Filter the records below for the word "Listing". Copy each line that holds it.

>>>>>

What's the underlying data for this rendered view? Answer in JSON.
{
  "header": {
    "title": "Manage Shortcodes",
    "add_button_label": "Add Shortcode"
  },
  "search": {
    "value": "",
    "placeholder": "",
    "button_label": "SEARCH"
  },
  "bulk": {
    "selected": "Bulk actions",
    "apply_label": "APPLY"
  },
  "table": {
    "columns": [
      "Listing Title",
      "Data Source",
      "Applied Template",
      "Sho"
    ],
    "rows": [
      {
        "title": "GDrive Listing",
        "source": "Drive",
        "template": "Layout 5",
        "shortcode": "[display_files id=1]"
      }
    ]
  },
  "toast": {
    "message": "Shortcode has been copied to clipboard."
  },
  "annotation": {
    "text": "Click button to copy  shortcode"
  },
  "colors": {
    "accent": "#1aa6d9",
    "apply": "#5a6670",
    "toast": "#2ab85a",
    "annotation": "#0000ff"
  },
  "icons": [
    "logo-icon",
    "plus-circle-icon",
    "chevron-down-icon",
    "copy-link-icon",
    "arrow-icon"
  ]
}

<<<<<

Task result:
      "Listing Title",
        "title": "GDrive Listing",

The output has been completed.